One system that makes responsive/reactionary operations OK, however, is Kanban. Kanban basically attaches cards to the different areas of production in your business; usually this is represented on a board/diagram, but real tags on products or stations can be used as well. The idea is that no card is moved until there is a “pull” from another part of the line. For example, products don’t get made until they’re ordered, and products that are made in multiple stages only move onto a stage when the preceding station is finished. In this way, no materials are ordered or products made without direct demand – this can be thought of as ‘one in, one out.’
4. “I feel disconnected or that I’m falling behind with day to day operations.”
As a manager, and especially as an owner, it’s your job to know intimately the goings on of your business. This includes overseeing day to day operations and keeping abreast of worker concerns and needs. When you feel distant from your employees or their work, it can be a frightening reminded that sometimes management made completely from behind a desk just isn’t that effective. The lean “Gemba walk” offers some insight. Gemba walks are used to address a variety of workplace issues, but their primary teaching is that you need to get in on the ground floor and, almost literally, walk a day in your employees’ shoes. Consider taking time out each week or each day to walk through ground level operations and talk with workers. You’ll not only get a better grasp on challenges and what is or isn’t working in your business, you’ll also get a chance to build strong relationships and rapport with your employees.
5. “Things feel stagnant, or I find myself wondering ‘What next?'”
Lean is a primarily a culture and ideology of continuous improvement, so when things feel like they’re staying the same or at a constant, give your self a pat on the back, but don’t be content to rest on your laurels. Lean teachings tell us that nothing is ever perfect, and we should always work to improve upon it. That said, sometimes this can pigeon hole us into not seeing the bigger picture as we focus on one particular aspect in “need” of improvement. Feel free to break the mould:
“While many companies practice a formal version of a Lean…other companies enjoy the flexibility of continuous improvement as a practice while reserving the right to deviate from the practice whenever a less formal approach is needed.” – LeanKit
Just like with continuous improvement, the rigidity of or extent to which you follow lean principles will have to be an organizational choice that best fits your business.
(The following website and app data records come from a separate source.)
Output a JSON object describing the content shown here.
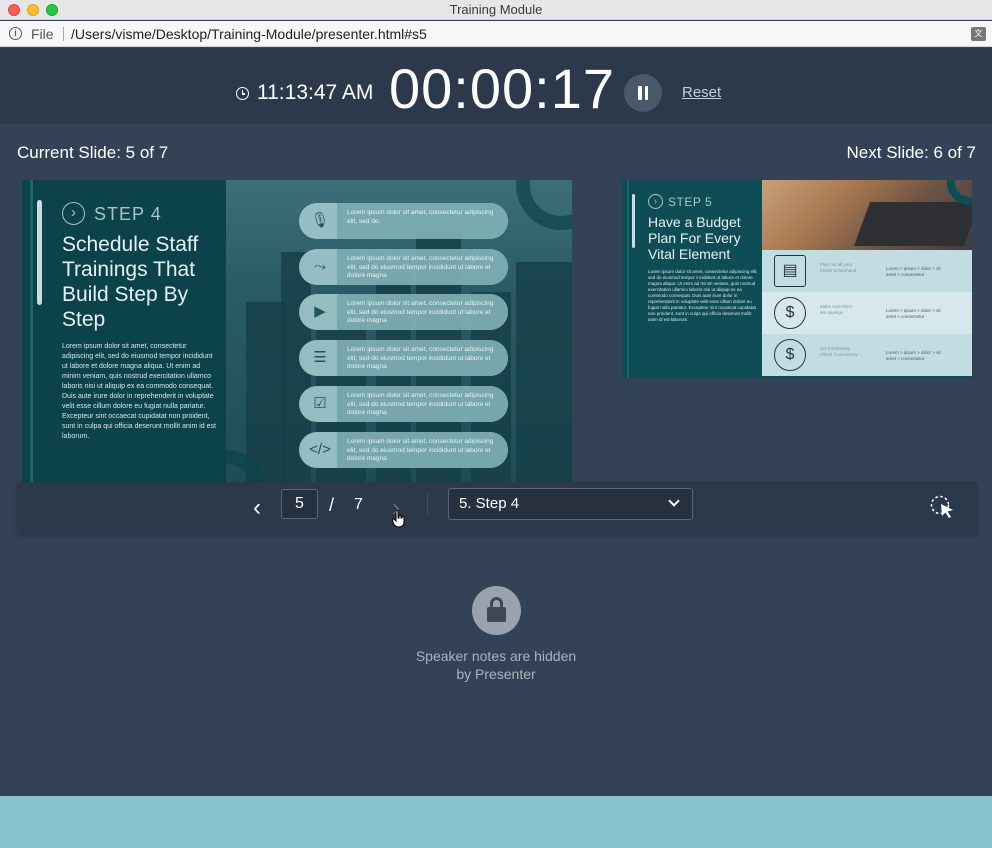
{
  "window": {
    "title": "Training Module"
  },
  "address_bar": {
    "scheme_label": "File",
    "url": "/Users/visme/Desktop/Training-Module/presenter.html#s5"
  },
  "header": {
    "clock_time": "11:13:47 AM",
    "elapsed_time": "00:00:17",
    "reset_label": "Reset"
  },
  "labels": {
    "current_slide": "Current Slide:  5 of 7",
    "next_slide": "Next Slide: 6 of 7"
  },
  "current_slide": {
    "step_label": "STEP 4",
    "title": "Schedule Staff Trainings That Build Step By Step",
    "body": "Lorem ipsum dolor sit amet, consectetur adipiscing elit, sed do eiusmod tempor incididunt ut labore et dolore magna aliqua. Ut enim ad minim veniam, quis nostrud exercitation ullamco laboris nisi ut aliquip ex ea commodo consequat. Duis aute irure dolor in reprehenderit in voluptate velit esse cillum dolore eu fugiat nulla pariatur. Excepteur sint occaecat cupidatat non proident, sunt in culpa qui officia deserunt mollit anim id est laborum.",
    "items": [
      {
        "icon": "microphone-icon",
        "text": "Lorem ipsum dolor sit amet, consectetur adipiscing elit, sed do."
      },
      {
        "icon": "route-icon",
        "text": "Lorem ipsum dolor sit amet, consectetur adipiscing elit, sed do eiusmod tempor incididunt ut labore et dolore magna"
      },
      {
        "icon": "play-video-icon",
        "text": "Lorem ipsum dolor sit amet, consectetur adipiscing elit, sed do eiusmod tempor incididunt ut labore et dolore magna"
      },
      {
        "icon": "equalizer-icon",
        "text": "Lorem ipsum dolor sit amet, consectetur adipiscing elit, sed do eiusmod tempor incididunt ut labore et dolore magna"
      },
      {
        "icon": "checklist-icon",
        "text": "Lorem ipsum dolor sit amet, consectetur adipiscing elit, sed do eiusmod tempor incididunt ut labore et dolore magna"
      },
      {
        "icon": "code-window-icon",
        "text": "Lorem ipsum dolor sit amet, consectetur adipiscing elit, sed do eiusmod tempor incididunt ut labore et dolore magna"
      }
    ]
  },
  "next_slide": {
    "step_label": "STEP 5",
    "title": "Have a Budget Plan For Every Vital Element",
    "body": "Lorem ipsum dolor sit amet, consectetur adipiscing elit, sed do eiusmod tempor incididunt ut labore et dolore magna aliqua. Ut enim ad minim veniam, quis nostrud exercitation ullamco laboris nisi ut aliquip ex ea commodo consequat. Duis aute irure dolor in reprehenderit in voluptate velit esse cillum dolore eu fugiat nulla pariatur. Excepteur sint occaecat cupidatat non proident, sunt in culpa qui officia deserunt mollit anim id est laborum.",
    "rows": [
      {
        "icon": "document-icon",
        "label": "Plan out all your needs beforehand",
        "detail": "Lorem > ipsum > dolor > sit amet > consectetur"
      },
      {
        "icon": "piggy-bank-icon",
        "label": "Make sure there are savings",
        "detail": "Lorem > ipsum > dolor > sit amet > consectetur"
      },
      {
        "icon": "dollar-coin-icon",
        "label": "Set fundraising efforts if necessary",
        "detail": "Lorem > ipsum > dolor > sit amet > consectetur"
      }
    ]
  },
  "navigation": {
    "current_page": "5",
    "separator": "/",
    "total_pages": "7",
    "selected_slide": "5. Step 4"
  },
  "notes": {
    "hidden_message_line1": "Speaker notes are hidden",
    "hidden_message_line2": "by Presenter"
  },
  "colors": {
    "background": "#344257",
    "header": "#2c394b",
    "slide_teal": "#0f4d56",
    "bottom_band": "#86c4d0"
  }
}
While these lean techniques can safely be called “time proven” now, always feel free to continuously improve on the practices themselves, even on, well, continuous improvement.
- Using Kanban to Reduce Waste and Inventory
- Mass Production & Lean: What’s the difference?
- How to Organize Your Shop: Try 5S
- Foundational Concepts of Lean
- Connection Between 5S and Lean
- Understanding Lean Principles
- How to Implement 5S in an Organization– creativesafetysupply.com
- These Are The Best Ways To Improve Your Lean Efforts– 5snews.com
- Identify Bottlenecks, Improve Flow, & Eliminate Waste with Kanban– blog.creativesafetysupply.com
- Vinyl Chart Tape – Ways To Improve Your Workplace– safetyblognews.com
- Going Lean: Push vs Pull Production– kaizen-news.com
- Kanban Cards – Six Essential Types– lean-news.com